Original review: The Reviews Hub
Bravely unmasks the effects of battle with verity and verve; valuable, beautiful viewing
‘His hardest battle is the one back home’: far from the battlefield, free from bullets and bombs, and back with family and friends, the fight is over – or is it? Vamos Theatre’s A Brave Face faces the fear and effects other than physical felt by veterans in the aftermath of the UK’s involvement in the Afghan conflict; a fight, like the aftereffects of war on the armed forces, with no conclusion and no victor.
Words feel worthless in the face of war: it’s a physical, visceral thing, and Vamos voice that with masks, movement, mime, and music, and they voice it mutely. Voicelessly, the plot follows a young man, Ryan, posted to Afghanistan, and sees him lose more than a mate to the fighting, as he returns from the field with Post Traumatic Stress. The themes are heavy, but Vamos reveal them with heart and humour: Sean Kempton’s stereotypically pumped-up macho-man parades his press-ups as an intimidation tactic, Ryan and his comrade-in-arms Ravi – a playful and perfectly panicky Rayo Patel – make much mischief, and there’s a performance as unexpected and meticulously executed as any military operation. Yet, heart-shattering moments haunt the humour, as Ryan lashes out at his beloved sister and his loving mother, Angela Laverick, is shocked to see her son shaking in a wheelie bin.
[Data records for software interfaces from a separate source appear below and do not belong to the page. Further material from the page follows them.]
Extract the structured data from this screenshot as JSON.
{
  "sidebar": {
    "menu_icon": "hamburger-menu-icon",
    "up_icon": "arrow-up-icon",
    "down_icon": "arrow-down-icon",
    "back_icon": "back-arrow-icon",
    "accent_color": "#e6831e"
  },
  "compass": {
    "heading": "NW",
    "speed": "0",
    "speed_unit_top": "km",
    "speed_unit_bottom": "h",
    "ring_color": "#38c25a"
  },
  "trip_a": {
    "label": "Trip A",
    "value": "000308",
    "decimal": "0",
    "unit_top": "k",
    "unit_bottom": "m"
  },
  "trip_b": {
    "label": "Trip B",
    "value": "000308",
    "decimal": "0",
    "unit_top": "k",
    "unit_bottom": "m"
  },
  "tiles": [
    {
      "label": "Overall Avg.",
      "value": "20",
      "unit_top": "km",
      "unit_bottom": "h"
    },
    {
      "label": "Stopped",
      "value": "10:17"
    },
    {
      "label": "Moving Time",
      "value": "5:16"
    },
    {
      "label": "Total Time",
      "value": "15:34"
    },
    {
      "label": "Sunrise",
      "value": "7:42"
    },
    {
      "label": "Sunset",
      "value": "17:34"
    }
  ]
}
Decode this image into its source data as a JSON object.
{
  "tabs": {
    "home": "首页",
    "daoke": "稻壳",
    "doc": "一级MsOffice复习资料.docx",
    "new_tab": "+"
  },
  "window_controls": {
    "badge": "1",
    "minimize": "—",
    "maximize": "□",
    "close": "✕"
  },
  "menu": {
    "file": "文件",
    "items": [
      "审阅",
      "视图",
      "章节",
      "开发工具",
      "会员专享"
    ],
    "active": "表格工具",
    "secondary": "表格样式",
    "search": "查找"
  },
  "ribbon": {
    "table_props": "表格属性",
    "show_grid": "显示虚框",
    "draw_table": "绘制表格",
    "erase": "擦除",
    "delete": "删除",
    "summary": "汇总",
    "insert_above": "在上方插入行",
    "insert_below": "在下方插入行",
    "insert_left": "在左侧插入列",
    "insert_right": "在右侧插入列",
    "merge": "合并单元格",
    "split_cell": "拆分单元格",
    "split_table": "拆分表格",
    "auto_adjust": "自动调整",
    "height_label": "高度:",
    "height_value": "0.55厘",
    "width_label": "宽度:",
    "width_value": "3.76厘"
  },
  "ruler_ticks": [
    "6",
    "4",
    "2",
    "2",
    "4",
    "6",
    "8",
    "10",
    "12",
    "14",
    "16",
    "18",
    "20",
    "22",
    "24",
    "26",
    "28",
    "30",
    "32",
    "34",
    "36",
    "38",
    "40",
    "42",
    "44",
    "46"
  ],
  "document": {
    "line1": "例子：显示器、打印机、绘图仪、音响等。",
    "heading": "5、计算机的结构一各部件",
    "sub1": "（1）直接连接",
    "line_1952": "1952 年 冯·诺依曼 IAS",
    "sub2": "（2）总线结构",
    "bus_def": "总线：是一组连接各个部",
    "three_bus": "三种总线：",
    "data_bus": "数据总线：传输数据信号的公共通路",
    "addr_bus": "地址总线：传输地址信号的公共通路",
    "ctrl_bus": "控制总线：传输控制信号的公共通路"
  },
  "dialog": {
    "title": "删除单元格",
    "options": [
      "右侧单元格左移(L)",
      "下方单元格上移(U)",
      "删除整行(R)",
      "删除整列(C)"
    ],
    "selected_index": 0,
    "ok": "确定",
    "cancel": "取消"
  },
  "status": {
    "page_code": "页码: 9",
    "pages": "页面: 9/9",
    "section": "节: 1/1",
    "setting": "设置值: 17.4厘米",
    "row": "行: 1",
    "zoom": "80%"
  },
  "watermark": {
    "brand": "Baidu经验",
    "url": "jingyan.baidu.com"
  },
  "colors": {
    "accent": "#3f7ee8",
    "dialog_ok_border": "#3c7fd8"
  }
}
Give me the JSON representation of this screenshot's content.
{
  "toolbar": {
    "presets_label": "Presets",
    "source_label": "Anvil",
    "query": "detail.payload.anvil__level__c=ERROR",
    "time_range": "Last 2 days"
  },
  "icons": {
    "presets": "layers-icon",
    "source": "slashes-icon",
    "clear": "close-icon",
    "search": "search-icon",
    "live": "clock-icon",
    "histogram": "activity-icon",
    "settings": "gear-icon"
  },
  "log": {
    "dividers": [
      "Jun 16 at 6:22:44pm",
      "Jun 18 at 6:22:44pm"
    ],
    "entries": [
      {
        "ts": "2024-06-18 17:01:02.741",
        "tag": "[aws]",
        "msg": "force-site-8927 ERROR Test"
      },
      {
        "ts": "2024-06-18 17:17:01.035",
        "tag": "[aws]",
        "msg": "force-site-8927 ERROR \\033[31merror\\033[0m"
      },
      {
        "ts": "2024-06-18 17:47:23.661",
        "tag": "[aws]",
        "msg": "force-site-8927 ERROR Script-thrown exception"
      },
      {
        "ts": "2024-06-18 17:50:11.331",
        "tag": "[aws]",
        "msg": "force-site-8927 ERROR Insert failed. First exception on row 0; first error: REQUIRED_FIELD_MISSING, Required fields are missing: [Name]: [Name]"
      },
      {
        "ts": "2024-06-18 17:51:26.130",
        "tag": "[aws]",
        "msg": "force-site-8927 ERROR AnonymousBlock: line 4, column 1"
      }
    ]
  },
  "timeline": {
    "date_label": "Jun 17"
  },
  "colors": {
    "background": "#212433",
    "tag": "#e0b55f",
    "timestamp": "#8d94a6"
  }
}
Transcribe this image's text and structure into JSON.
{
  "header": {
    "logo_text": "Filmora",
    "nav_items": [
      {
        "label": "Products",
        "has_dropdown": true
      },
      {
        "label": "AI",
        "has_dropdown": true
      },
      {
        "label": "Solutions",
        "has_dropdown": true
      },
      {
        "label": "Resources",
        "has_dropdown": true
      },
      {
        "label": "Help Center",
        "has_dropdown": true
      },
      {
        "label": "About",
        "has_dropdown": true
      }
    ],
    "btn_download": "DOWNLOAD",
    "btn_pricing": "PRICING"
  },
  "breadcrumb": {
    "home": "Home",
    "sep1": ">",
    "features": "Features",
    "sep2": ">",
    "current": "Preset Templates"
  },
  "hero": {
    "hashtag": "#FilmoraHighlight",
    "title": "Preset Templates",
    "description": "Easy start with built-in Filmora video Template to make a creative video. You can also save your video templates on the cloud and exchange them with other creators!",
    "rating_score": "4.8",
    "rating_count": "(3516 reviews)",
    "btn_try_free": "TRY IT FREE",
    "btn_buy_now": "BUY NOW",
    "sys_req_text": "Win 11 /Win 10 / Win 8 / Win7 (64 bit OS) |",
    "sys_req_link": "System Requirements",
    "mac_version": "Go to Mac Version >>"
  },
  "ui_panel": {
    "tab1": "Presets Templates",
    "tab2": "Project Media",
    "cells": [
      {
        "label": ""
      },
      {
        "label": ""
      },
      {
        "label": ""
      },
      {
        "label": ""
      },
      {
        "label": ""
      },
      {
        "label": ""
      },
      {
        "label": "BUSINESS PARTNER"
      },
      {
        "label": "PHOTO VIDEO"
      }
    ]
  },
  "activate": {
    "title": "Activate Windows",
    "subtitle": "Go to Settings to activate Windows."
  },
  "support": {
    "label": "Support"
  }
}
Though emotionally motionless, the movement and music around the masks make them move: just as Ryan’s unmoving face morphs from tired teenager to vacant veteran, Joanna Holden changes face to perform two charming children, Katie and Khatera, who echo each other even though they’re so far apart. The masks are a metaphor for performance, masking thoughts and feelings with a brave face, and it’s a metaphor that’s amplified when the masks are removed for the bows. As we appreciate the performers, James Greaves, as Ryan, is the last to be revealed, and isn’t the really young man expected from his character and fantastically physical performance, proving, as in the piece itself, that expression masks so much.
Without voices, some of the movements are overlong, and in the intimacies of the Tobacco Factory, moments of verisimilitude are lost as we’re so close to the backcloths and blackouts. Yet, Vamos are able to draw a battlefield without violence, only with blackouts and drumbeats, and describe a bittersweet tale without voice. A Brave Face bravely unmasks the effects of battle with verity and verve; valuable, beautiful viewing for all.